Where are we headed in opera today? It is no longer expected that Le nozze di Figaro should be cast from a European cultural perspective. What then? Would a staging of the work from a contrasting cultural viewpoint be considered reverse appropriation? It seems to me that such a staging would be allowable and even desirable. Les pêcheurs de Perles, cast as it was for the Paris premiere in 1863, would not be acceptable today. Bizet’s opera is intrinsically relevant to the culture, religion and history of the people of South Asia in a way that Le nozze di Figaro is not relevant to its setting. Beaumarchais set the work in Paris, but censors forced him to a relocate it to Seville. Da Ponte didn’t blink. The piece could easily be transferred to San Juan or New York. Therein might lie a deep chasm between appropriating that which is endemic to the Bizet but not to the Mozart. Latins in Puerto Rico portraying Sri Lankans appropriate elements that could never reach full representative rigour on the stage. Diving for pearls is not a Puerto Rican thing, neither is praying to Brahma. I dare conclude that Torontonians are even less adept at fishing for pearls.

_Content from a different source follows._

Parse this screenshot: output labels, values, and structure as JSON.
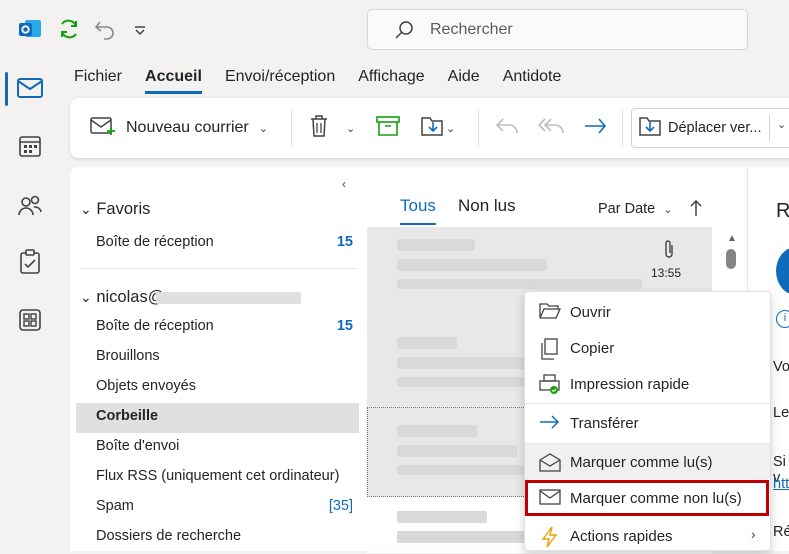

Thinking of evolutionary stage trends takes me to Charles Darwin, Richard Dawkins and his ideas on memetic cultural evolution and the theatrical genius of Konstantin Stanislavski’s Method of Physical Action, all in their way presaging profound change. Maturity comes with experience, intellectual depth and the pursuit of excellence. We change as we go. Intellectually, we have moved beyond the perspective of a Cio-Cio San interpreted traditionally by a white soprano. In her rendition of the role, Victoria de los Angeles, a Spaniard, was imaginative and profoundly touching as the 15-year-old geisha in Nagasaki. She was also essentially European. Then matters took a turn with the late Japanese soprano, Yoko Watanabe, who had all of Richard Miller’s seven pillars for performance success but added much that was missing and made the role her property for almost 400 performances. We evolve and we adjust to new modes, new challenges and changes that are logical and revelatory. We are, for sure, in need of continued dialogue and debate. Many are not happy with this, but others are eager to explore, experience and pursue new paradigms.
*this feature originally appeared in our Spring 2022 print issue, available here.